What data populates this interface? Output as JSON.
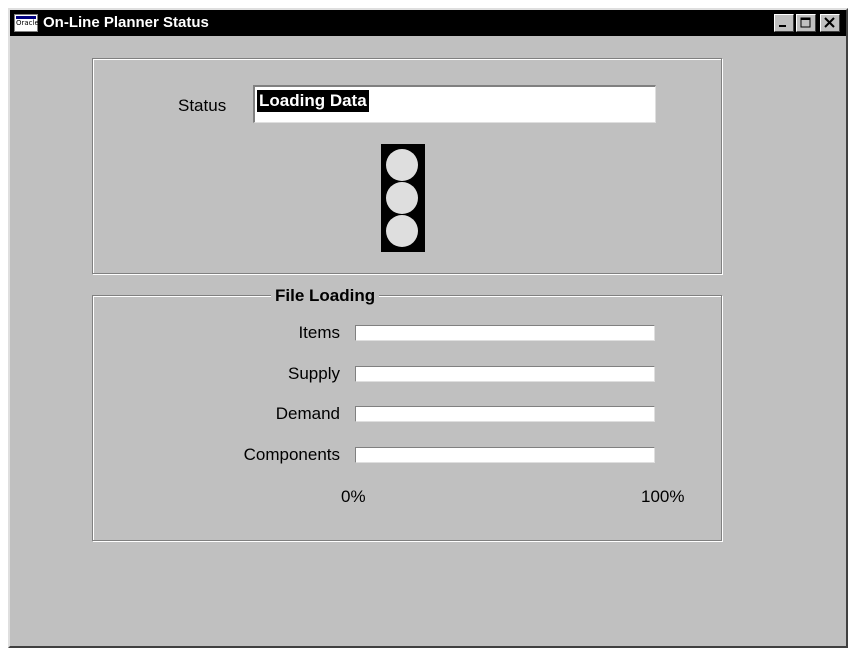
{
  "window": {
    "title": "On-Line Planner Status",
    "app_icon_text": "Oracle"
  },
  "status_section": {
    "label": "Status",
    "value": "Loading Data",
    "traffic_light": {
      "colors": [
        "#dedede",
        "#dedede",
        "#dedede"
      ],
      "active": "none"
    }
  },
  "file_loading": {
    "title": "File Loading",
    "rows": [
      {
        "label": "Items",
        "progress": 0
      },
      {
        "label": "Supply",
        "progress": 0
      },
      {
        "label": "Demand",
        "progress": 0
      },
      {
        "label": "Components",
        "progress": 0
      }
    ],
    "scale_min_label": "0%",
    "scale_max_label": "100%"
  },
  "colors": {
    "window_bg": "#c0c0c0",
    "titlebar_bg": "#000000",
    "selection_bg": "#000000",
    "progress_fill": "#000080"
  }
}
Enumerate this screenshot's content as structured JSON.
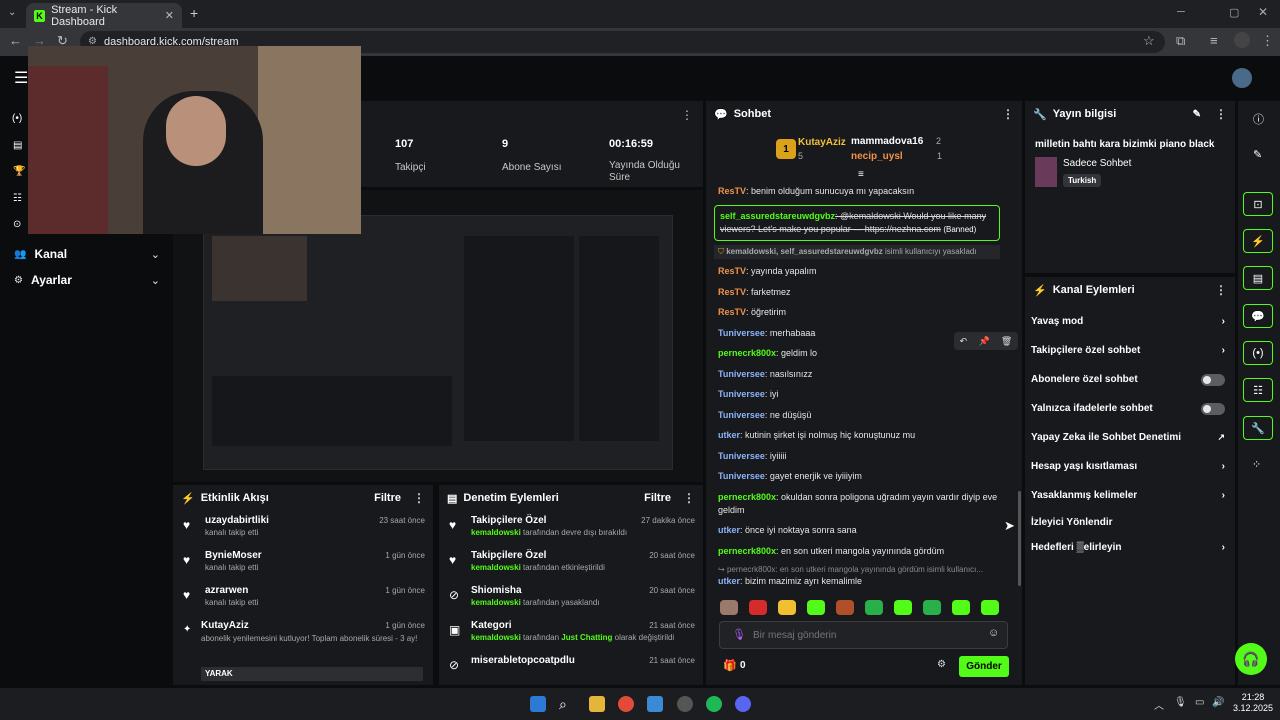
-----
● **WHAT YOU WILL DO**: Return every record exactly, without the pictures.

● **RESPONSE**:
What data populates this interface? Output as JSON.
{
  "window": {
    "title": "On-Line Planner Status",
    "app_icon_text": "Oracle"
  },
  "status_section": {
    "label": "Status",
    "value": "Loading Data",
    "traffic_light": {
      "colors": [
        "#dedede",
        "#dedede",
        "#dedede"
      ],
      "active": "none"
    }
  },
  "file_loading": {
    "title": "File Loading",
    "rows": [
      {
        "label": "Items",
        "progress": 0
      },
      {
        "label": "Supply",
        "progress": 0
      },
      {
        "label": "Demand",
        "progress": 0
      },
      {
        "label": "Components",
        "progress": 0
      }
    ],
    "scale_min_label": "0%",
    "scale_max_label": "100%"
  },
  "colors": {
    "window_bg": "#c0c0c0",
    "titlebar_bg": "#000000",
    "selection_bg": "#000000",
    "progress_fill": "#000080"
  }
}
Enumerate this screenshot's content as structured JSON.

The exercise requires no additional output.